The files below provide summaries that highlight actions taken by the State Board of Education (SBOE).November 16  (PDF, 87 KB) 

Center for the Collaborative Classroom, a nonprofit educational organization dedicated to providing curricula that support the academic, ethical, social, and emotional development of children, announced that the organization’s rigorous Collaborative Literacy Texas Edition is now included in the Texas State Board of Education 2019 Proclamation Adoption list. Collaborative Literacy meets both the Texas Essential Knowledge and Skills (TEKS) and the English Language Proficiency Standards (ELPS) required for the K–5 literacy curriculum, and Texas schools can now use Proclamation 2019-allocated funds to adopt Collaborative Literacy. view article arw

A simmering school-finance battle came back to life Wednesday in separate hearings that brought up Texas' educational endowment, the largest in the country.  While lawmakers in the Capitol recommended making significant changes to the fund, members of the State Board of Education lamented in their own meeting that the School Land Board has so far stood by a funding decision they announced in August that immediately spurred controversy.   "They need to reconsider now," state Sen. Paul Bettencourt, R-Houston, said Wednesday night. view article arw

The State Board of Education today adopted a new Long-Range Plan for Public Education that establishes goals through the year 2030. The plan establishes an overall goal of access and equity so that all children receive what they need to learn, thrive, and grow. This reflects a desire to have equitable access to funding, advanced courses and modern technology. Developed after assessing the strengths, opportunities, and challenges across Texas, the plan also focuses on student engagement and empowerment; family engagement and empowerment; and educator preparation, recruitment and retention as key areas that are vital to educational progress. view article arw

AUSTIN, Texas — Responding to concerns that Texas public school students would no longer learn about Hillary Clinton, Eleanor Roosevelt, Helen Keller and defenders of the Alamo, the State Board of Education took a final vote Friday to reject recommendations from board-created working groups to remove the figures from social studies curriculum.  The board on Friday unanimously approved the curriculum, cementing dozens of changes the panel made earlier this week.

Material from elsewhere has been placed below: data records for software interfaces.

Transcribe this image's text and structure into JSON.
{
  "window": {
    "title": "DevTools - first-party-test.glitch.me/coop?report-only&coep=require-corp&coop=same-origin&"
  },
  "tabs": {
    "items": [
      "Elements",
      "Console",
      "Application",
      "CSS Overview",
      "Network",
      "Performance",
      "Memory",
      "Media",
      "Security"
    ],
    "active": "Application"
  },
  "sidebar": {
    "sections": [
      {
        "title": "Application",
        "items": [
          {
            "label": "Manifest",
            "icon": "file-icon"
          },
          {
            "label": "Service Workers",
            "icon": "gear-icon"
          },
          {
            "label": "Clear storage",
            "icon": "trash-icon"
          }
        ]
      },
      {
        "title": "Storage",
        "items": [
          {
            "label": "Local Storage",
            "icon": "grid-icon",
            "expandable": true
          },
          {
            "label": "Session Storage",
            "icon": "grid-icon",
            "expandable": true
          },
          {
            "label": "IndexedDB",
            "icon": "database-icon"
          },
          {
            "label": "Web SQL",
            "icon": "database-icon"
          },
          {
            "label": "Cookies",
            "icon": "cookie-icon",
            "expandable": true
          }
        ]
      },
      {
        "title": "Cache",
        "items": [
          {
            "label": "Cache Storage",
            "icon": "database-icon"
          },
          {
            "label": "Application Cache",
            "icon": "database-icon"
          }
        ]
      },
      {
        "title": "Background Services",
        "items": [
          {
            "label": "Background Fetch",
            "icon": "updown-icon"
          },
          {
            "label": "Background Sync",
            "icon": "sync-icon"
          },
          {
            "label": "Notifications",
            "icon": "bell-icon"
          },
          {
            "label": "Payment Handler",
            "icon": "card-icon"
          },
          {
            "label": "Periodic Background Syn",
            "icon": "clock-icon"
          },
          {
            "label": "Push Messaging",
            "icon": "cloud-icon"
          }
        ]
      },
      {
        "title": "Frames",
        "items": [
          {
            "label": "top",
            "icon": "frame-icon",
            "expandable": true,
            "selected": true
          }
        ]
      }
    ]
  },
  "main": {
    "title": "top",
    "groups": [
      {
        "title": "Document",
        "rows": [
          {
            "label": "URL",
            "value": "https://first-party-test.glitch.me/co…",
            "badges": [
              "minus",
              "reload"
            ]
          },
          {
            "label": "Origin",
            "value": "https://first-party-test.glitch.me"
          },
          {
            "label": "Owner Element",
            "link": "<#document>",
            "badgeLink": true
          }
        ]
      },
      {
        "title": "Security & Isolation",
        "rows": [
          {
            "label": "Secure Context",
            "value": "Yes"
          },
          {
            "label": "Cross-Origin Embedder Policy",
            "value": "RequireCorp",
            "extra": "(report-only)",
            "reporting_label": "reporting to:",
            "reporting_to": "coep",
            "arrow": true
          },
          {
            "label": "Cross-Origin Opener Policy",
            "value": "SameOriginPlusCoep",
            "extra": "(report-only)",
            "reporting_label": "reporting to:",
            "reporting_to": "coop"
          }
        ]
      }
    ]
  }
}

The new learning requirements will go into effect for middle and high school in the 2019-20 school year and the following year for elementary schools. view article arw

The State Board of Education approved amendments to a proposed Long-Range Plan for Public Education during its Sept. 11-14 meeting. Final adoption of the plan is expected to occur at the board's Nov. 13-16 meeting.  Four years in the making, this plan creates recommendations to be achieved by the year 2030 in four broad categories.  The goals of access and equity serve as the overarching vision of the proposed plan. These goals refer to funding, as well as access to advanced courses and modern technology.  view article arw

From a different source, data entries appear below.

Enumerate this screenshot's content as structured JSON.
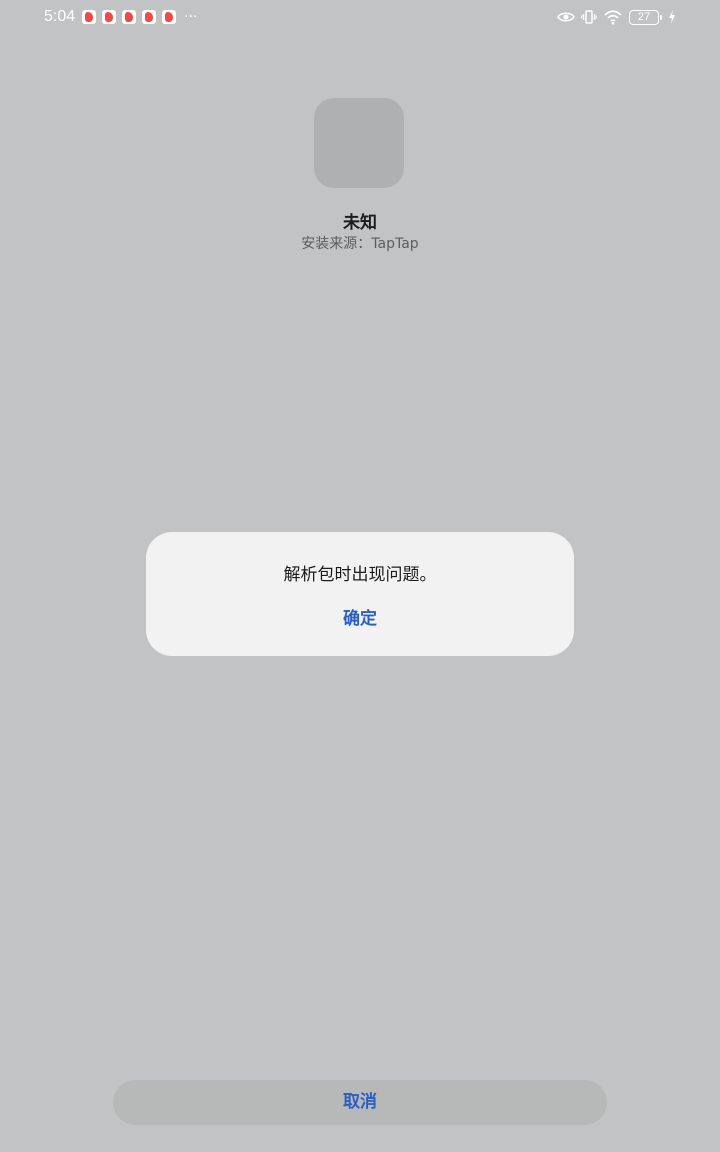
{
  "status_bar": {
    "time": "5:04",
    "notification_icons": [
      "app-notification-icon",
      "app-notification-icon",
      "app-notification-icon",
      "app-notification-icon",
      "app-notification-icon"
    ],
    "more_indicator": "···",
    "battery_level": "27",
    "status_icons": [
      "eye-icon",
      "vibrate-icon",
      "wifi-icon",
      "battery-icon",
      "charging-icon"
    ]
  },
  "app": {
    "name": "未知",
    "install_source": "安装来源：TapTap"
  },
  "dialog": {
    "message": "解析包时出现问题。",
    "ok_label": "确定"
  },
  "footer": {
    "cancel_label": "取消"
  },
  "colors": {
    "background": "#c2c3c5",
    "dialog_bg": "#f1f2f1",
    "accent": "#2c5fc3",
    "notification_red": "#ef4a48"
  }
}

After more than 10 hours of discussion and public input, the Texas State Board of Education on Tuesday tentatively agreed to keep Hillary Clinton and Helen Keller in the state’s social studies curriculum. The majority-Republican board discussed the proposed curriculum changes and decided to keep Keller, a disability rights advocate who was the first deaf-blind person to earn a college degree, and Clinton, the former secretary of state and 2016 Democratic presidential nominee, the Dallas Morning News reported. view article arw

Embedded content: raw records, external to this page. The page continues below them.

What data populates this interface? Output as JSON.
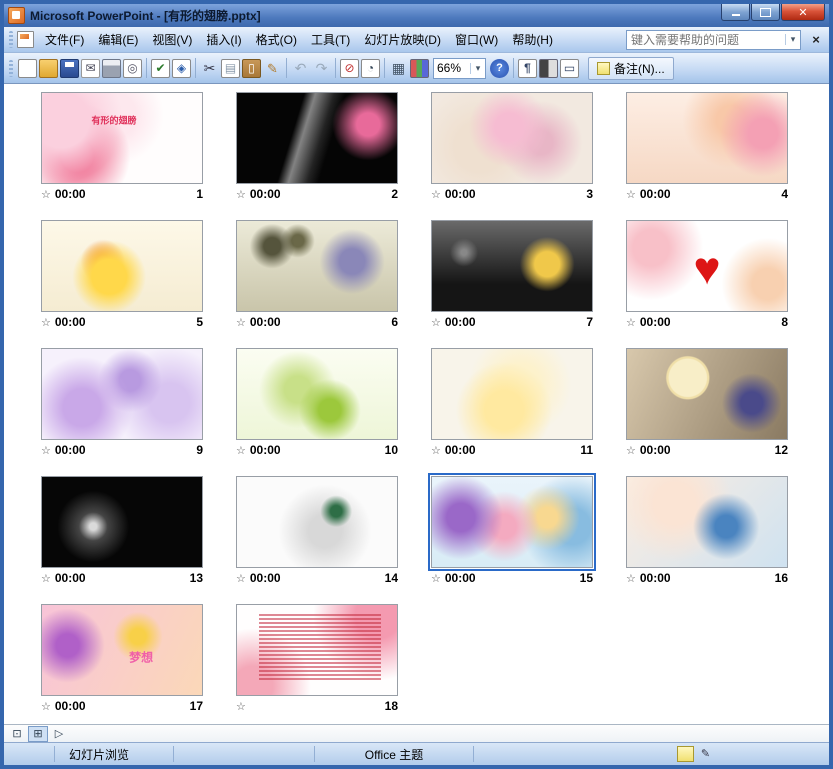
{
  "window": {
    "title": "Microsoft PowerPoint - [有形的翅膀.pptx]"
  },
  "menu": {
    "items": [
      {
        "id": "file",
        "label": "文件(F)"
      },
      {
        "id": "edit",
        "label": "编辑(E)"
      },
      {
        "id": "view",
        "label": "视图(V)"
      },
      {
        "id": "insert",
        "label": "插入(I)"
      },
      {
        "id": "format",
        "label": "格式(O)"
      },
      {
        "id": "tools",
        "label": "工具(T)"
      },
      {
        "id": "slideshow",
        "label": "幻灯片放映(D)"
      },
      {
        "id": "window",
        "label": "窗口(W)"
      },
      {
        "id": "help",
        "label": "帮助(H)"
      }
    ]
  },
  "help": {
    "placeholder": "键入需要帮助的问题"
  },
  "toolbar": {
    "zoom": "66%",
    "notes_label": "备注(N)...",
    "icons": [
      "new",
      "open",
      "save",
      "email",
      "print",
      "print-preview",
      "spelling",
      "research",
      "cut",
      "copy",
      "paste",
      "format-painter",
      "undo",
      "redo",
      "hide-slide",
      "rehearse-timings",
      "grid",
      "color-schemes",
      "zoom",
      "help",
      "show-formatting",
      "grayscale",
      "fit-window",
      "notes"
    ]
  },
  "statusbar": {
    "view_name": "幻灯片浏览",
    "theme": "Office 主题"
  },
  "accent_colors": {
    "selection_border": "#2a6ac8",
    "titlebar": "#4d79bd",
    "toolbar": "#c6daf4"
  },
  "slides": [
    {
      "num": 1,
      "time": "00:00",
      "selected": false,
      "bg": "radial-gradient(circle at 12% 30%, #fbd0de 0 18%, transparent 40%), radial-gradient(circle at 22% 70%, #f07898 0 12%, transparent 38%), radial-gradient(circle at 45% 25%, #fde8ee 0 20%, transparent 45%), #fffdfd",
      "overlay": "有形的翅膀",
      "oc": "#e0305a",
      "os": 9,
      "ox": 45,
      "oy": 30
    },
    {
      "num": 2,
      "time": "00:00",
      "selected": false,
      "bg": "radial-gradient(circle at 82% 35%, #e86a9a 0 8%, transparent 25%), linear-gradient(107deg, rgba(0,0,0,0) 36%, rgba(255,255,255,.5) 42%, rgba(255,255,255,.12) 52%, rgba(0,0,0,0) 58%), #050505"
    },
    {
      "num": 3,
      "time": "00:00",
      "selected": false,
      "bg": "radial-gradient(circle at 48% 38%, #f6bcd2 0 14%, transparent 40%), radial-gradient(circle at 68% 55%, #e8b6c6 0 10%, transparent 35%), radial-gradient(circle at 30% 60%, #efe0d0 0 20%, transparent 50%), #f2e9e0"
    },
    {
      "num": 4,
      "time": "00:00",
      "selected": false,
      "bg": "radial-gradient(circle at 85% 45%, #f4a0b4 0 10%, transparent 30%), radial-gradient(circle at 65% 30%, #f8c8a8 0 12%, transparent 40%), linear-gradient(#fdeee4, #f6d8c4)"
    },
    {
      "num": 5,
      "time": "00:00",
      "selected": false,
      "bg": "radial-gradient(circle at 42% 62%, #ffd84a 0 16%, transparent 34%), radial-gradient(circle at 38% 45%, #f09048 0 6%, transparent 20%), linear-gradient(#fdf8e8, #f5ecd2)"
    },
    {
      "num": 6,
      "time": "00:00",
      "selected": false,
      "bg": "radial-gradient(circle at 22% 28%, #55543c 0 6%, transparent 16%), radial-gradient(circle at 38% 22%, #6a6848 0 5%, transparent 14%), radial-gradient(circle at 72% 45%, #8a87b8 0 10%, transparent 26%), linear-gradient(#ecead8, #c9c5aa)"
    },
    {
      "num": 7,
      "time": "00:00",
      "selected": false,
      "bg": "radial-gradient(circle at 72% 48%, #f0c84a 0 10%, transparent 22%), radial-gradient(circle at 20% 35%, #888888 0 2%, transparent 10%), linear-gradient(#6a6a6a, #151515 70%)"
    },
    {
      "num": 8,
      "time": "00:00",
      "selected": false,
      "bg": "radial-gradient(circle at 15% 30%, #f8c0c8 0 12%, transparent 35%), radial-gradient(circle at 88% 70%, #f8d0b0 0 10%, transparent 30%), #ffffff",
      "overlay": "♥",
      "oc": "#dd1515",
      "os": 46,
      "ox": 50,
      "oy": 52
    },
    {
      "num": 9,
      "time": "00:00",
      "selected": false,
      "bg": "radial-gradient(circle at 25% 65%, #c9a8e8 0 14%, transparent 38%), radial-gradient(circle at 55% 35%, #b89ae0 0 10%, transparent 30%), radial-gradient(circle at 80% 60%, #d8c4f0 0 14%, transparent 40%), #f6f1fc"
    },
    {
      "num": 10,
      "time": "00:00",
      "selected": false,
      "bg": "radial-gradient(circle at 58% 68%, #9cc83c 0 10%, transparent 28%), radial-gradient(circle at 38% 45%, #c8e088 0 12%, transparent 35%), linear-gradient(#fbfdf2, #eef6d8)"
    },
    {
      "num": 11,
      "time": "00:00",
      "selected": false,
      "bg": "radial-gradient(circle at 45% 68%, #ffe9a0 0 18%, transparent 45%), radial-gradient(circle at 55% 40%, #fdf2cc 0 20%, transparent 50%), #f8f4ea"
    },
    {
      "num": 12,
      "time": "00:00",
      "selected": false,
      "bg": "radial-gradient(circle at 38% 32%, #f8eec8 0 16%, #f0dfa8 17% 18%, transparent 19%), radial-gradient(circle at 78% 60%, #4a4a8a 0 8%, transparent 22%), linear-gradient(115deg, #d8c8ac, #8a7a62)"
    },
    {
      "num": 13,
      "time": "00:00",
      "selected": false,
      "bg": "radial-gradient(circle at 32% 55%, rgba(255,255,255,.85) 0 3%, rgba(255,255,255,.25) 12%, transparent 30%), #060606"
    },
    {
      "num": 14,
      "time": "00:00",
      "selected": false,
      "bg": "radial-gradient(circle at 62% 38%, #2e6e46 0 5%, transparent 14%), radial-gradient(circle at 55% 60%, #d8d8d8 0 16%, transparent 45%), #fbfbfb"
    },
    {
      "num": 15,
      "time": "00:00",
      "selected": true,
      "bg": "radial-gradient(circle at 18% 45%, #9a68c8 0 10%, transparent 30%), radial-gradient(circle at 45% 55%, #f4aac0 0 12%, transparent 35%), radial-gradient(circle at 72% 45%, #f8d890 0 8%, transparent 26%), radial-gradient(circle at 88% 55%, #88bce0 0 12%, transparent 35%), linear-gradient(#eaf4fb, #d8ecf6)"
    },
    {
      "num": 16,
      "time": "00:00",
      "selected": false,
      "bg": "radial-gradient(circle at 62% 55%, #4a84c0 0 10%, transparent 30%), radial-gradient(circle at 30% 30%, #fbe4d4 0 16%, transparent 45%), linear-gradient(135deg, #fceee2, #cfe2f0)"
    },
    {
      "num": 17,
      "time": "00:00",
      "selected": false,
      "bg": "radial-gradient(circle at 16% 45%, #b060c8 0 8%, transparent 26%), radial-gradient(circle at 60% 35%, #f8d048 0 7%, transparent 22%), linear-gradient(115deg, #f8c4d8, #fbd8b8)",
      "overlay": "梦想",
      "oc": "#f060a8",
      "os": 12,
      "ox": 62,
      "oy": 58
    },
    {
      "num": 18,
      "time": "",
      "selected": false,
      "bg": "radial-gradient(circle at 88% 12%, #f49ab0 0 14%, transparent 40%), radial-gradient(circle at 10% 90%, #f4a8b8 0 12%, transparent 35%), #fffefe",
      "text_block": true
    }
  ]
}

Texas may change how your child understands biology when taught in a public high school classroom. The Texas' Board of Education tentatively approved changes to portions of the states Biology curriculum. Instead of asking Texas public school students to “evaluate” scientific explanations for the origins of DNA and the complexity of certain cells, the state will now ask that the students "examine" the scientific explanations for the origins of DNA and complexity of certain cells. In the past, some educators have argued that the word "evaluate" encouraged students to challenge the scientific theory of evolution and opened the door to teaching creationism. view article arw

The Georgetown Board of Trustees has hired Fred Brent as the district's newest superintendent. view article arw